The New Hampshire Office of Energy Planning (Office), in consultation with the New Hampshire Energy Advisory Council, prepared a 10-year energy strategy for the state that addresses the impact of transportation policies and programs on electricity energy needs in the state in 2018. Strategy recommendations include enabling and encouraging adoption of plug-in electric vehicles and reducing unnecessary idling. The Office will review and update the strategy triennially. For more information, including the final strategy, visit the Energy Strategy Revision website. (Reference New Hampshire Revised Statutes 4:E1)
Low Carbon Fuel Standards Program Regulation
New Hampshire must receive legislative and executive council approval to participate in any state, regional, or national low carbon fuel standards (LCFS) program or similar program that requires quotas, caps, or mandates on any transportation, industrial, or home heating fuels. The New Hampshire Department of Environmental Services may participate in regional or national LCFS discussions and report all expenses incurred as a result of those discussions. (Reference New Hampshire Revised Statutes 21-O:23).
Low Carbon Fuels Standard Collaboration

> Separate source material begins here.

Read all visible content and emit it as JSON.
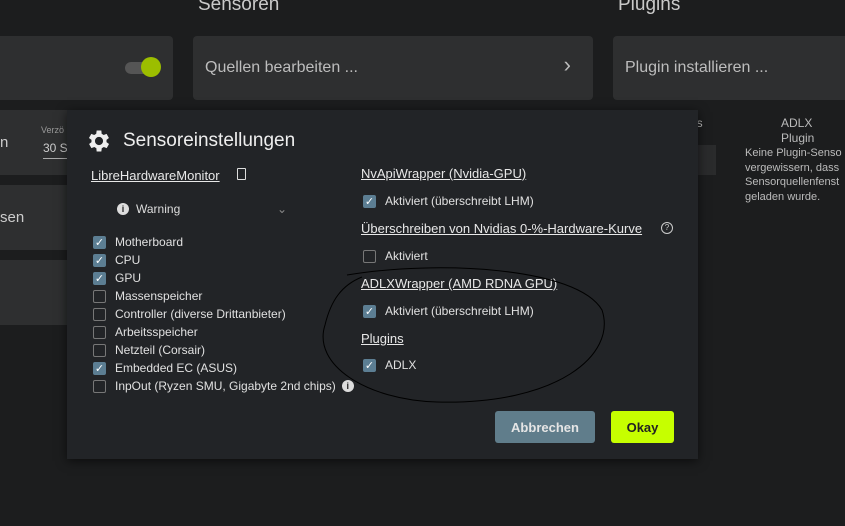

The New Hampshire Department of Environmental Services may engage in regional and national discussions related to potential low carbon fuel standard programs. (Reference New Hampshire Revised Statutes 21-O:23)